> Data to use:
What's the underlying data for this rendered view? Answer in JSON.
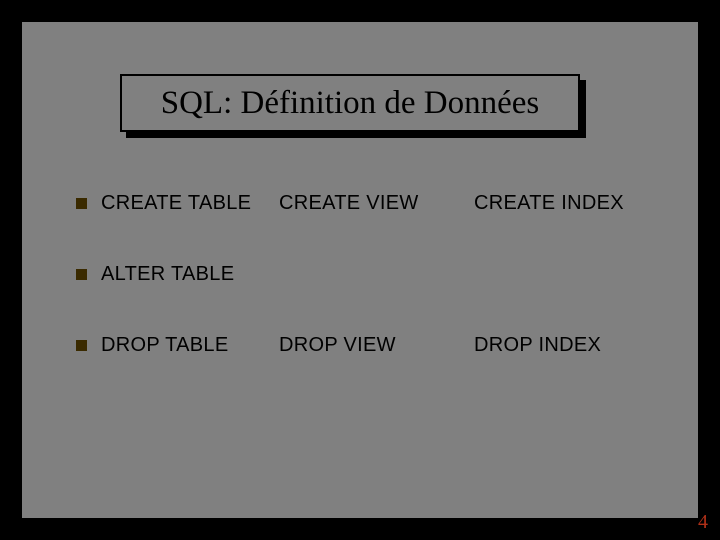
{
  "title": "SQL: Définition de Données",
  "rows": [
    {
      "col1": "CREATE TABLE",
      "col2": "CREATE VIEW",
      "col3": "CREATE INDEX"
    },
    {
      "col1": "ALTER TABLE",
      "col2": "",
      "col3": ""
    },
    {
      "col1": "DROP TABLE",
      "col2": "DROP VIEW",
      "col3": "DROP INDEX"
    }
  ],
  "page_number": "4"
}
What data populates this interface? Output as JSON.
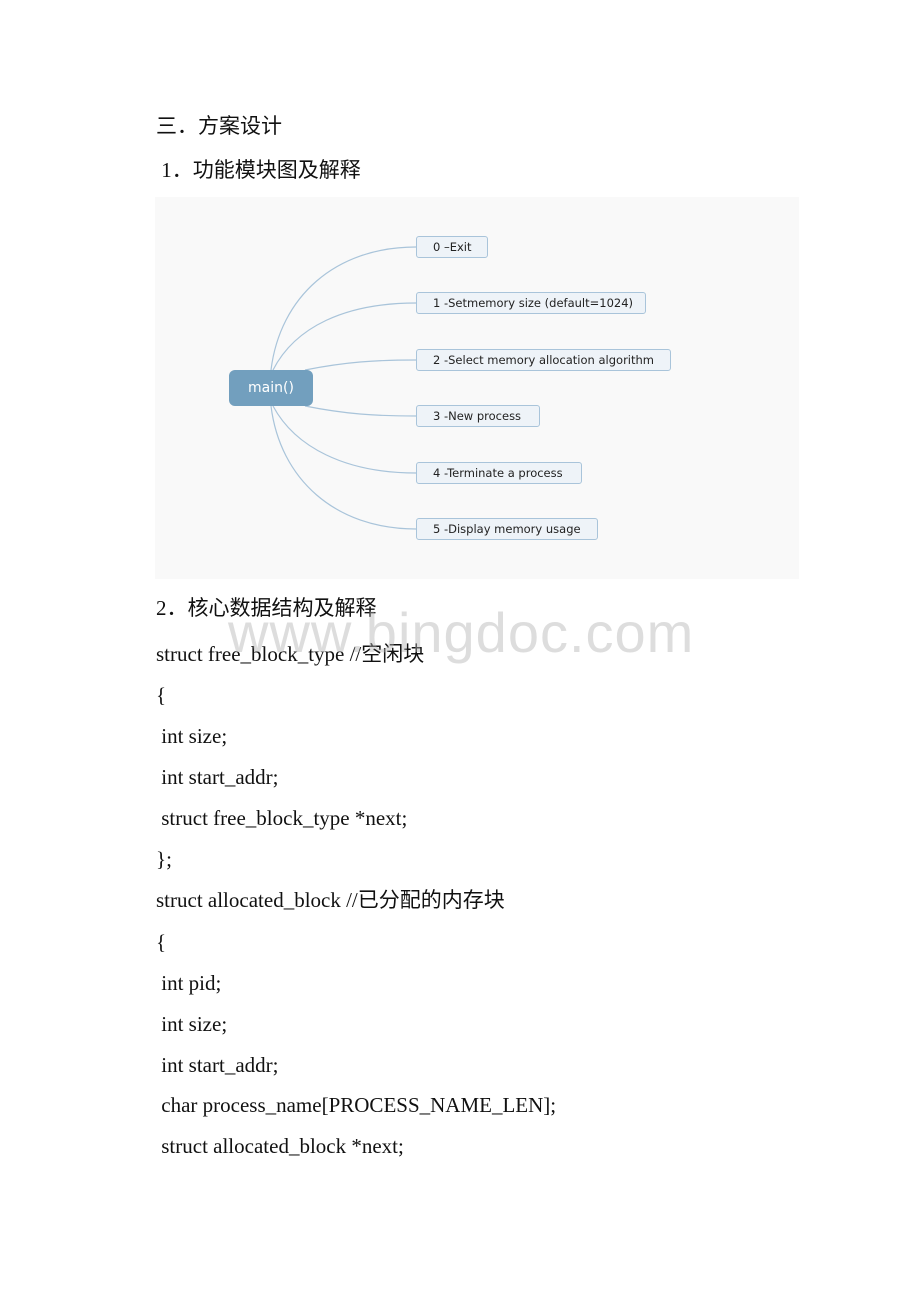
{
  "headings": {
    "section": "三．方案设计",
    "sub1": " 1．功能模块图及解释",
    "sub2": "2．核心数据结构及解释"
  },
  "diagram": {
    "root": "main()",
    "nodes": [
      "0 –Exit",
      "1 -Setmemory size (default=1024)",
      "2 -Select memory allocation algorithm",
      "3 -New process",
      "4 -Terminate a process",
      "5 -Display memory usage"
    ],
    "colors": {
      "root_fill": "#729fbe",
      "node_fill": "#eef3f8",
      "node_border": "#a9c4da",
      "connector": "#a9c4da",
      "background": "#f9f9f9"
    }
  },
  "code": [
    "struct free_block_type //空闲块",
    "{",
    " int size;",
    " int start_addr;",
    " struct free_block_type *next;",
    "};",
    "struct allocated_block //已分配的内存块",
    "{",
    " int pid;",
    " int size;",
    " int start_addr;",
    " char process_name[PROCESS_NAME_LEN];",
    " struct allocated_block *next;"
  ],
  "watermark": "www.bingdoc.com"
}
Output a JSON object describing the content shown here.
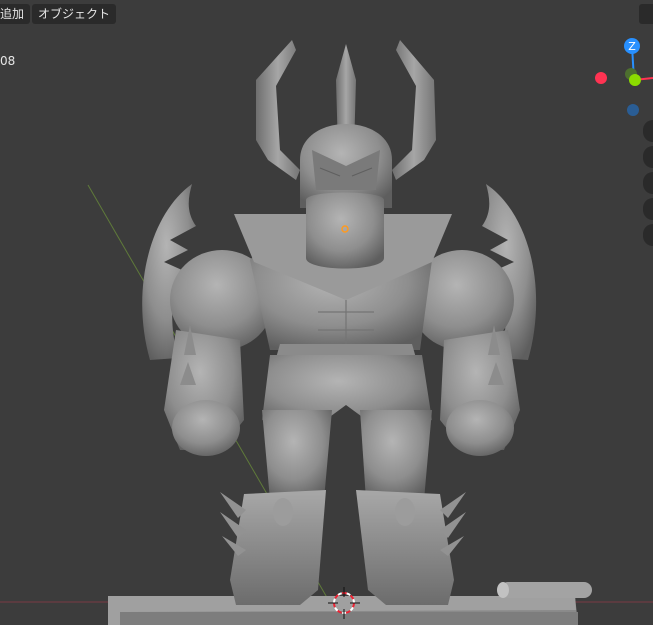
{
  "header": {
    "add_menu_label": "追加",
    "object_menu_label": "オブジェクト"
  },
  "overlay": {
    "stat_fragment": "08"
  },
  "gizmo": {
    "z_label": "Z"
  },
  "colors": {
    "viewport_bg": "#3c3c3c",
    "x_axis": "#ff3352",
    "y_axis": "#8bdc00",
    "z_axis": "#2890ff",
    "neg_z_axis": "#2a5d94",
    "model_gray": "#8f8f8f",
    "origin_dot": "#ff9a1f"
  }
}
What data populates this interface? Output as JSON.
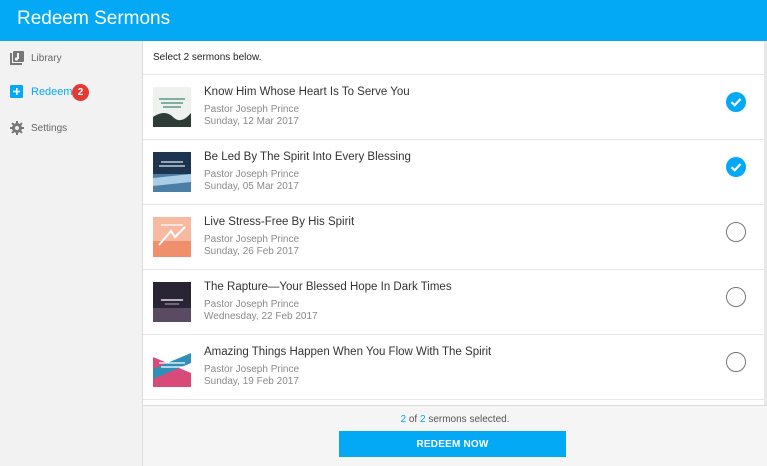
{
  "header": {
    "title": "Redeem Sermons"
  },
  "sidebar": {
    "items": [
      {
        "label": "Library",
        "icon": "library-icon"
      },
      {
        "label": "Redeem",
        "icon": "plus-box-icon",
        "badge": "2"
      },
      {
        "label": "Settings",
        "icon": "gear-icon"
      }
    ]
  },
  "main": {
    "instruction": "Select 2 sermons below.",
    "sermons": [
      {
        "title": "Know Him Whose Heart Is To Serve You",
        "pastor": "Pastor Joseph Prince",
        "date": "Sunday, 12 Mar 2017",
        "selected": true
      },
      {
        "title": "Be Led By The Spirit Into Every Blessing",
        "pastor": "Pastor Joseph Prince",
        "date": "Sunday, 05 Mar 2017",
        "selected": true
      },
      {
        "title": "Live Stress-Free By His Spirit",
        "pastor": "Pastor Joseph Prince",
        "date": "Sunday, 26 Feb 2017",
        "selected": false
      },
      {
        "title": "The Rapture—Your Blessed Hope In Dark Times",
        "pastor": "Pastor Joseph Prince",
        "date": "Wednesday, 22 Feb 2017",
        "selected": false
      },
      {
        "title": "Amazing Things Happen When You Flow With The Spirit",
        "pastor": "Pastor Joseph Prince",
        "date": "Sunday, 19 Feb 2017",
        "selected": false
      }
    ]
  },
  "footer": {
    "selected_count": "2",
    "of_text": "of",
    "total_count": "2",
    "suffix": "sermons selected.",
    "button_label": "REDEEM NOW"
  },
  "colors": {
    "accent": "#03a9f4",
    "badge": "#e53935"
  }
}
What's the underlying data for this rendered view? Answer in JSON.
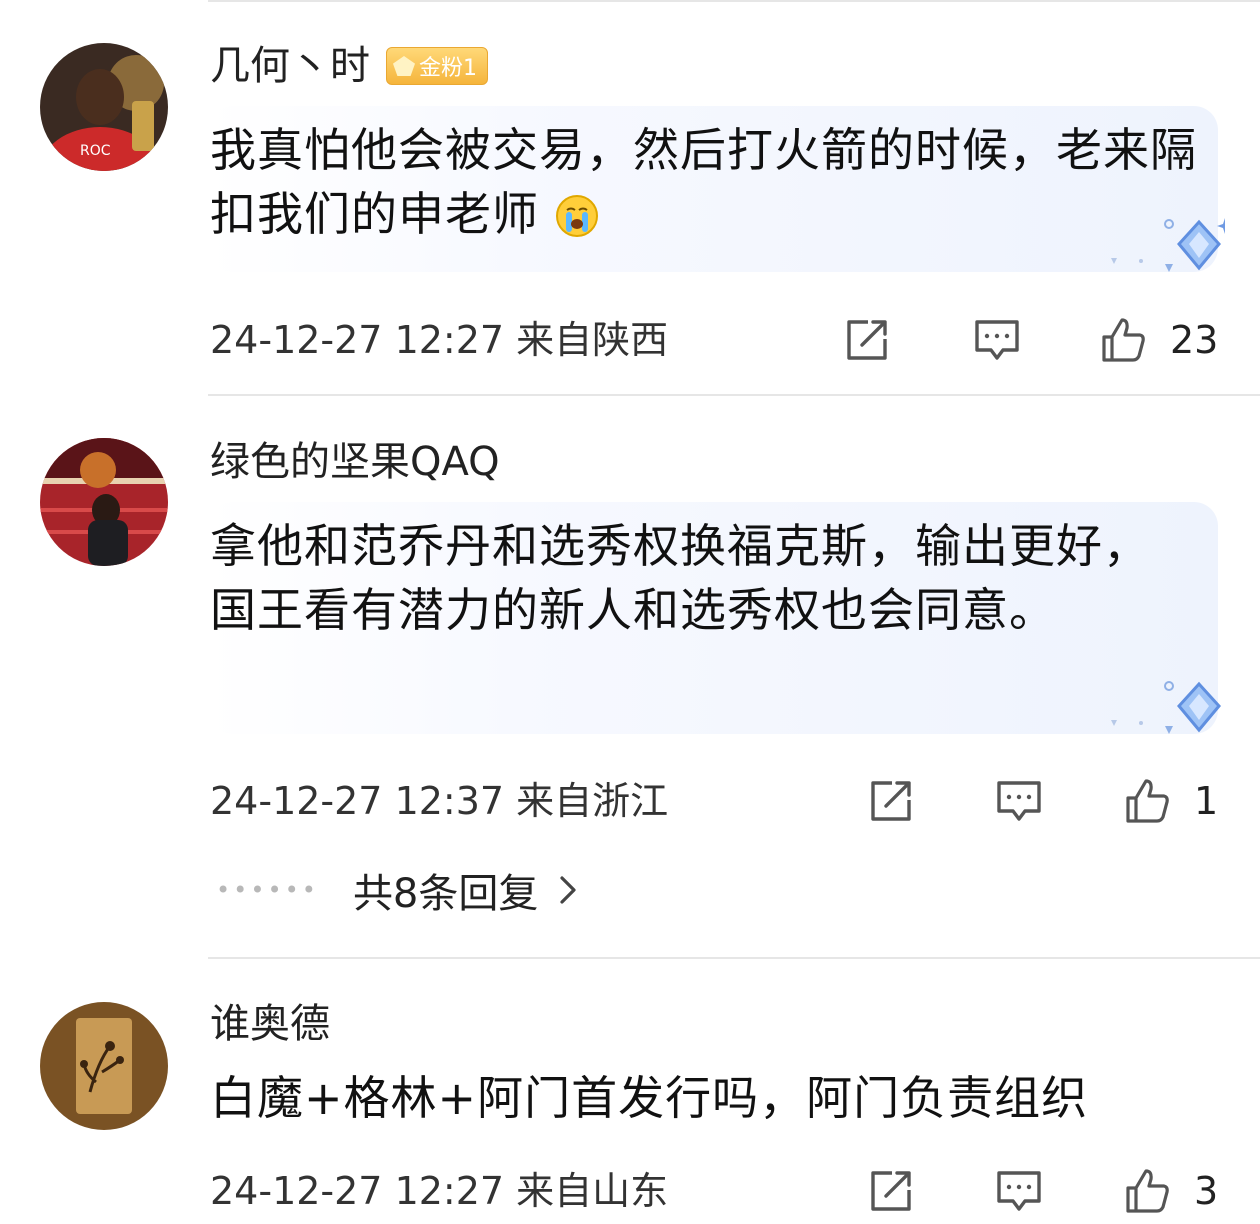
{
  "comments": [
    {
      "username": "几何丶时",
      "badge": "金粉1",
      "text": "我真怕他会被交易，然后打火箭的时候，老来隔扣我们的申老师",
      "emoji": "crying-face-emoji",
      "date": "24-12-27 12:27",
      "location": "来自陕西",
      "likes": "23"
    },
    {
      "username": "绿色的坚果QAQ",
      "text": "拿他和范乔丹和选秀权换福克斯，输出更好，国王看有潜力的新人和选秀权也会同意。",
      "date": "24-12-27 12:37",
      "location": "来自浙江",
      "likes": "1",
      "replies_label": "共8条回复"
    },
    {
      "username": "谁奥德",
      "text": "白魔+格林+阿门首发行吗，阿门负责组织",
      "date": "24-12-27 12:27",
      "location": "来自山东",
      "likes": "3"
    }
  ],
  "icons": {
    "share": "share-icon",
    "comment": "comment-icon",
    "like": "thumbs-up-icon",
    "more": "chevron-right-icon"
  },
  "colors": {
    "badge": "#f5b53c",
    "bubble": "#eef3fd",
    "icon": "#555555",
    "divider": "#e6e6e6"
  }
}
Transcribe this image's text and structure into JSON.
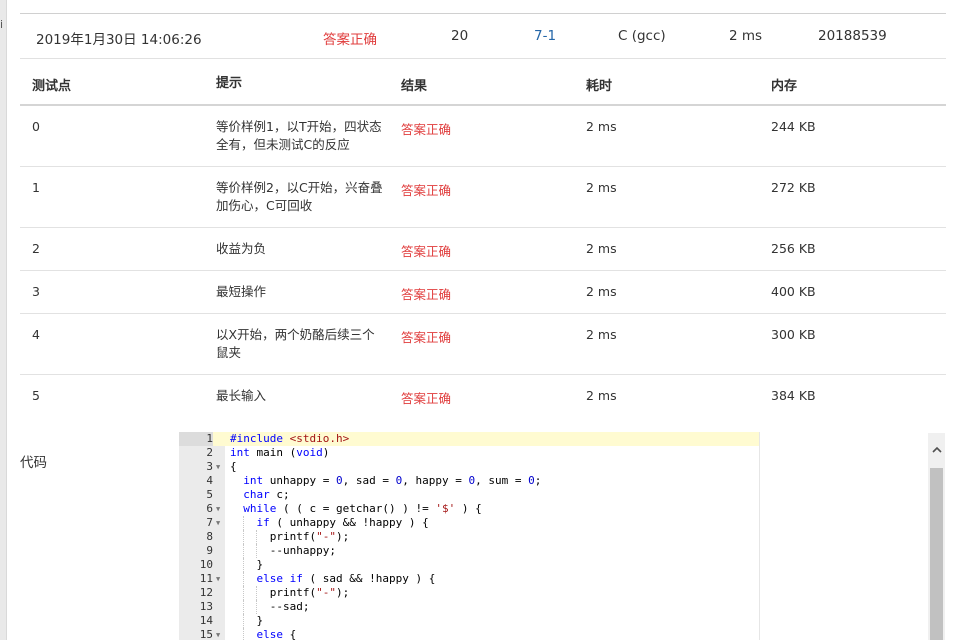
{
  "summary": {
    "time": "2019年1月30日 14:06:26",
    "status": "答案正确",
    "score": "20",
    "problem": "7-1",
    "language": "C (gcc)",
    "duration": "2 ms",
    "user": "20188539"
  },
  "results": {
    "headers": [
      "测试点",
      "提示",
      "结果",
      "耗时",
      "内存"
    ],
    "rows": [
      {
        "id": "0",
        "hint": "等价样例1，以T开始，四状态全有，但未测试C的反应",
        "result": "答案正确",
        "time": "2 ms",
        "memory": "244 KB"
      },
      {
        "id": "1",
        "hint": "等价样例2，以C开始，兴奋叠加伤心，C可回收",
        "result": "答案正确",
        "time": "2 ms",
        "memory": "272 KB"
      },
      {
        "id": "2",
        "hint": "收益为负",
        "result": "答案正确",
        "time": "2 ms",
        "memory": "256 KB"
      },
      {
        "id": "3",
        "hint": "最短操作",
        "result": "答案正确",
        "time": "2 ms",
        "memory": "400 KB"
      },
      {
        "id": "4",
        "hint": "以X开始，两个奶酪后续三个鼠夹",
        "result": "答案正确",
        "time": "2 ms",
        "memory": "300 KB"
      },
      {
        "id": "5",
        "hint": "最长输入",
        "result": "答案正确",
        "time": "2 ms",
        "memory": "384 KB"
      }
    ]
  },
  "code_section": {
    "label": "代码",
    "lines": [
      {
        "n": "1",
        "fold": false,
        "text": "#include <stdio.h>"
      },
      {
        "n": "2",
        "fold": false,
        "text": "int main (void)"
      },
      {
        "n": "3",
        "fold": true,
        "text": "{"
      },
      {
        "n": "4",
        "fold": false,
        "text": "  int unhappy = 0, sad = 0, happy = 0, sum = 0;"
      },
      {
        "n": "5",
        "fold": false,
        "text": "  char c;"
      },
      {
        "n": "6",
        "fold": true,
        "text": "  while ( ( c = getchar() ) != '$' ) {"
      },
      {
        "n": "7",
        "fold": true,
        "text": "    if ( unhappy && !happy ) {"
      },
      {
        "n": "8",
        "fold": false,
        "text": "      printf(\"-\");"
      },
      {
        "n": "9",
        "fold": false,
        "text": "      --unhappy;"
      },
      {
        "n": "10",
        "fold": false,
        "text": "    }"
      },
      {
        "n": "11",
        "fold": true,
        "text": "    else if ( sad && !happy ) {"
      },
      {
        "n": "12",
        "fold": false,
        "text": "      printf(\"-\");"
      },
      {
        "n": "13",
        "fold": false,
        "text": "      --sad;"
      },
      {
        "n": "14",
        "fold": false,
        "text": "    }"
      },
      {
        "n": "15",
        "fold": true,
        "text": "    else {"
      }
    ]
  },
  "icons": {
    "fold_marker": "fold-arrow-icon",
    "scroll_up": "chevron-up-icon"
  },
  "colors": {
    "accepted": "#e03c3c",
    "link": "#2466a8",
    "keyword": "#0000ff",
    "string": "#a31515",
    "number": "#0000cd"
  }
}
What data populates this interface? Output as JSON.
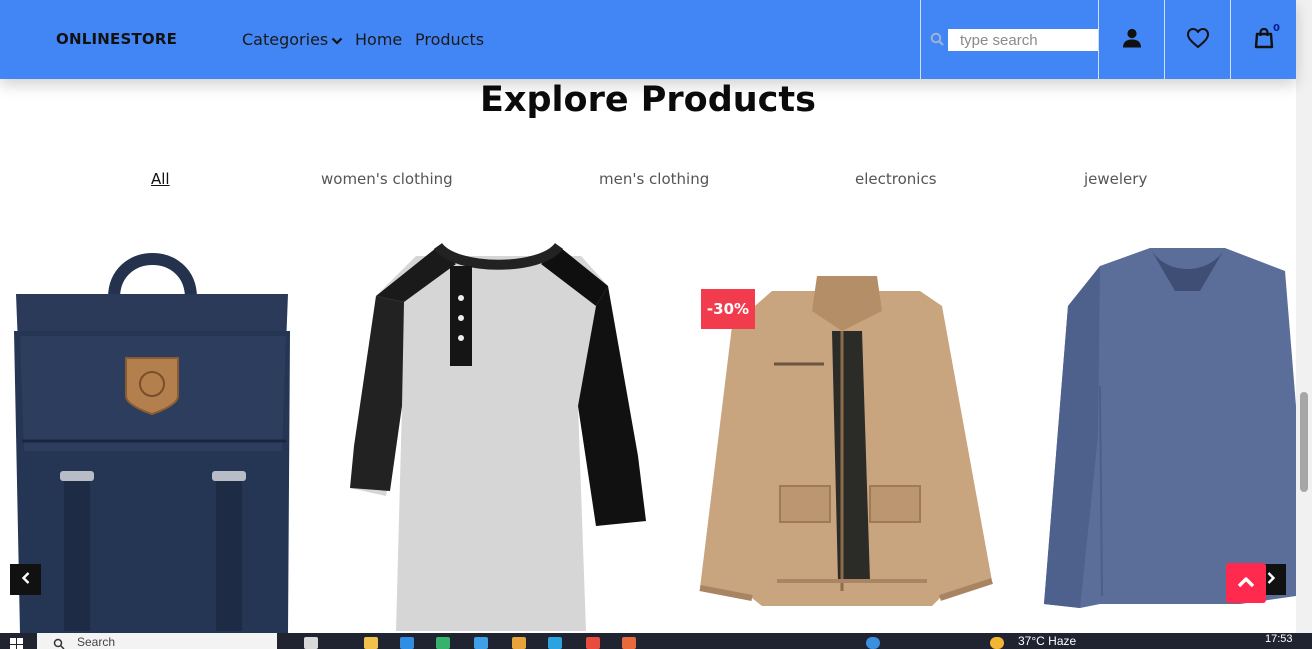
{
  "navbar": {
    "brand": "ONLINESTORE",
    "links": {
      "categories": "Categories",
      "home": "Home",
      "products": "Products"
    },
    "search_placeholder": "type search",
    "cart_count": "0"
  },
  "section_title": "Explore Products",
  "filters": {
    "all": "All",
    "womens": "women's clothing",
    "mens": "men's clothing",
    "electronics": "electronics",
    "jewelery": "jewelery"
  },
  "products": {
    "jacket_discount": "-30%"
  },
  "icons": {
    "search": "search-icon",
    "user": "user-icon",
    "heart": "heart-icon",
    "cart": "shopping-bag-icon",
    "prev": "chevron-left-icon",
    "next": "chevron-right-icon",
    "scroll_top": "chevron-up-icon"
  },
  "colors": {
    "navbar": "#4285f4",
    "badge": "#f23b4c",
    "scroll_top": "#ff2a4e"
  },
  "taskbar": {
    "search_label": "Search",
    "weather": "37°C  Haze",
    "time": "17:53"
  }
}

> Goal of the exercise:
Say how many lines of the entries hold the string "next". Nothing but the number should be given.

> Solution to the exercise:
3